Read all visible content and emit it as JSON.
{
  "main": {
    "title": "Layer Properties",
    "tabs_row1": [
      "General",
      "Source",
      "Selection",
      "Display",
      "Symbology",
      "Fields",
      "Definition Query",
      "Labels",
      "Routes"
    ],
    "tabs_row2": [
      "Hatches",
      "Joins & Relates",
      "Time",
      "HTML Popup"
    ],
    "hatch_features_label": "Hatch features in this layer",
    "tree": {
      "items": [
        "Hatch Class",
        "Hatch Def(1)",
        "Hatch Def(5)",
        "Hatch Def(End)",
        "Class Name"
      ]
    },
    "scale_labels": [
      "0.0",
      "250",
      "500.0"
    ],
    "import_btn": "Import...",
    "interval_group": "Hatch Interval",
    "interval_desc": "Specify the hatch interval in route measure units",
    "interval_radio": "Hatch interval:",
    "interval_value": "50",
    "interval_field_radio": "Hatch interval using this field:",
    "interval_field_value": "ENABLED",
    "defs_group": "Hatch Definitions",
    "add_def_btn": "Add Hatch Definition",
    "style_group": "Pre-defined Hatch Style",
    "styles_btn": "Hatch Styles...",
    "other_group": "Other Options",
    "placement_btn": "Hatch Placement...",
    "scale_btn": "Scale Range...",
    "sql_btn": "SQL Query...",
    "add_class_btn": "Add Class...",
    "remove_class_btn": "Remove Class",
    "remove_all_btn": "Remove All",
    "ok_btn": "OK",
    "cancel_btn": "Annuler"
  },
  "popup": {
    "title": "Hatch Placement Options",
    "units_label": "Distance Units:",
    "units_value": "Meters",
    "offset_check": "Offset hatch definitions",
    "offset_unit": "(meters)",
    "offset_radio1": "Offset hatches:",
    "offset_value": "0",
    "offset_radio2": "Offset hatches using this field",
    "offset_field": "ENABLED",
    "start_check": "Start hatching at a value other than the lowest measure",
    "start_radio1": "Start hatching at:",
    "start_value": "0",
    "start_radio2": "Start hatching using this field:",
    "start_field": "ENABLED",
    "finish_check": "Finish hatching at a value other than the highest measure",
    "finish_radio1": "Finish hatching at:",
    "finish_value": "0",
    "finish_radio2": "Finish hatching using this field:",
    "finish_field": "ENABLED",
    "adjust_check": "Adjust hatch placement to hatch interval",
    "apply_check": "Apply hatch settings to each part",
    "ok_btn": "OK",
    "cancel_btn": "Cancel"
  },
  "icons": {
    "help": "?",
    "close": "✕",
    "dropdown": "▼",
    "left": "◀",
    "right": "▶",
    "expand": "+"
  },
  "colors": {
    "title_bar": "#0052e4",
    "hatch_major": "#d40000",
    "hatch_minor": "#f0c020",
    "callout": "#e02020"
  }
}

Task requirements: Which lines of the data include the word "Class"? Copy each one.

Expected answer:
        "Hatch Class",
        "Class Name"
    "add_class_btn": "Add Class...",
    "remove_class_btn": "Remove Class",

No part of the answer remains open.